The shock-value of the story is truly something to behold, as Brooks presents dozens of gruesome cases of the Plague; no two victims suffer the same. But also, desperate times call for desperate measures, and those at their emotional breaking point will do whatever it takes to survive the disease. It is here when Anna and the rector’s family contend with fears produced by the Plague, and not just the epidemic itself. With this, the book is never short of shocking moments which build to one of multiple unexpected climaxes in the final third, which places a near-overbearing emotional load on the reader.

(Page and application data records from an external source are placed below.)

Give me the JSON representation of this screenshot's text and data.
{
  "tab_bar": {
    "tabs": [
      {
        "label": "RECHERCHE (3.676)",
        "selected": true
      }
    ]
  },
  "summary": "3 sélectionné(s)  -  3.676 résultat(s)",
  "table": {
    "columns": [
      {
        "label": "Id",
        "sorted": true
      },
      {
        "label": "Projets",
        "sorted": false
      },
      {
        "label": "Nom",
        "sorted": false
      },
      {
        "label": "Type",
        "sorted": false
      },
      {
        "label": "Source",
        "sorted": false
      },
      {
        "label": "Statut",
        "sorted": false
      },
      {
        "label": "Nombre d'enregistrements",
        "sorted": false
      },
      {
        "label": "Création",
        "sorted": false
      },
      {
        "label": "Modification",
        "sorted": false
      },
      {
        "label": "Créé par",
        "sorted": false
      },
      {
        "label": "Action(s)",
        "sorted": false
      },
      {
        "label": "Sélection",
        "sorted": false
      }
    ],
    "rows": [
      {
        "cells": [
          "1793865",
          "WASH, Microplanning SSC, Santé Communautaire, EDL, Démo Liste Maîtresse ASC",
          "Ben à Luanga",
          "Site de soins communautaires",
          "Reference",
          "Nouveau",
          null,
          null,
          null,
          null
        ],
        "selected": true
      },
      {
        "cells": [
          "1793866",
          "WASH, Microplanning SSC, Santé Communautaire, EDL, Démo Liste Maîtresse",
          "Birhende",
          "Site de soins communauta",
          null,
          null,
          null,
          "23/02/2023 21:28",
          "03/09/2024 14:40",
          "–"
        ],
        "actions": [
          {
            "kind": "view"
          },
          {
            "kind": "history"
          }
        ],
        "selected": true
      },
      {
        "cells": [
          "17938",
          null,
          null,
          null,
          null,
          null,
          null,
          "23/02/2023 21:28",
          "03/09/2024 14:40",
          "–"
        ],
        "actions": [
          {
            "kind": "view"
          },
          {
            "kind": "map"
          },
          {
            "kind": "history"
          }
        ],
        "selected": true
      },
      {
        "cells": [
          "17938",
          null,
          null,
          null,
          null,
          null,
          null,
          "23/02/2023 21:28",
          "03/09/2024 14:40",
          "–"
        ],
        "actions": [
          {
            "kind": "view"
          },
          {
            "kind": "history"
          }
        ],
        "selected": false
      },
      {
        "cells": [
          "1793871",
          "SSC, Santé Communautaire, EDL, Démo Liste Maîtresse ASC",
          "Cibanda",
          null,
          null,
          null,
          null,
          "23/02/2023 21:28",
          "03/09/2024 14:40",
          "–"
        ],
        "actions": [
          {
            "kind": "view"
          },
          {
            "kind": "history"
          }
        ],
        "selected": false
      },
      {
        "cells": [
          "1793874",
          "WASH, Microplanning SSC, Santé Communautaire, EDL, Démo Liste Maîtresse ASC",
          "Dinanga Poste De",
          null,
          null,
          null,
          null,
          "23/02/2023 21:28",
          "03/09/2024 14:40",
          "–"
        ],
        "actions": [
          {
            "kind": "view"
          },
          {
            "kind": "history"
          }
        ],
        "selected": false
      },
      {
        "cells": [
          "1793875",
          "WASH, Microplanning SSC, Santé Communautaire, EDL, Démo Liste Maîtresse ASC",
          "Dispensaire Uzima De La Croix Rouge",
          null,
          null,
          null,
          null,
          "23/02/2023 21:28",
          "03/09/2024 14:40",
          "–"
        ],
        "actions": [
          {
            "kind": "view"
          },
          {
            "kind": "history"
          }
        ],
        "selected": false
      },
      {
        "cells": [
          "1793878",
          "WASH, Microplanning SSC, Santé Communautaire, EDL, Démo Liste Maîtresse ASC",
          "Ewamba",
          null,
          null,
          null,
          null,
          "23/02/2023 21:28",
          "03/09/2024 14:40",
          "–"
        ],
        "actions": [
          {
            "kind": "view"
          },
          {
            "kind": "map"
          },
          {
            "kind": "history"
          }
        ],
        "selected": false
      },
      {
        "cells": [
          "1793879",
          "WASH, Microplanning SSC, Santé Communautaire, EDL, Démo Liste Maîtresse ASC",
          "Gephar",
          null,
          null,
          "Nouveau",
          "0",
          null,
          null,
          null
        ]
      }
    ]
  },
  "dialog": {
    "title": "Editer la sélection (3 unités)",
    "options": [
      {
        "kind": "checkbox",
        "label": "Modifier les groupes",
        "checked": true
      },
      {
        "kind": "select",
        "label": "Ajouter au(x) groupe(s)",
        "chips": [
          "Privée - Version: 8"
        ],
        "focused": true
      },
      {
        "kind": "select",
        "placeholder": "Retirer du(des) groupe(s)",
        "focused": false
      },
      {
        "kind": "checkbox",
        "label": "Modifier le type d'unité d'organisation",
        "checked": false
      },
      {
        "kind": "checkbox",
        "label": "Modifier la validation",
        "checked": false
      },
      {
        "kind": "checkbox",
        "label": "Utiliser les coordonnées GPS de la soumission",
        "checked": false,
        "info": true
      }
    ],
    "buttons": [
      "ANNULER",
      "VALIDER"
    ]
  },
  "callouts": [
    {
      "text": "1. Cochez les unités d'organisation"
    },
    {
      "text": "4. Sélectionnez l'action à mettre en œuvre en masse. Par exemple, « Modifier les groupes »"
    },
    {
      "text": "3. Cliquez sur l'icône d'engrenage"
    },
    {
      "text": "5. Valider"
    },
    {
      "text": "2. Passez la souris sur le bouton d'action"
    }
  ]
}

The language of the book is also well presented. It’s not only readable and reads fast, but it contains various dialect, mannerisms, and idioms of the setting. It isn’t Old English, so it fits the pacing of the story well. The religious echoes of the language are just as prominent in the story, as characters try to hold on to faith amidst such terrible struggles. With that, given the setting, the theme of witches also comes into play. Like most witch hunts of the time, the accusations are futile, but the willingness of the characters to take advantage of people’s fear of the ideology is consistently abused. It is nonetheless a testament of desperate measures by individuals to cast blame for their hardships where it is never due.

Despite rather depressing themes and events littered throughout the novel, readers of this review would be surprised that Year of Wonders contains in it a message of hope. I never realized until writing this review the irony, yet delightful truth of the title. Over the course of the year in which the story takes place it still has its share of redemption, whether it be the willingness of a human to make sacrifices, the revival of a thought lost loved one, or a simply unexplainable miracle. The resolution ends in a most unexpected place, both in setting and story, but is nonetheless a testament to a steady soul being rewarded amidst times of hardship. Year of Wonders is an enjoyably exhaustive novel to read, and readers with interest should take caution, but it is nonetheless a captivating and moving story.

-David Brashier; Boone, North Carolina; January 2018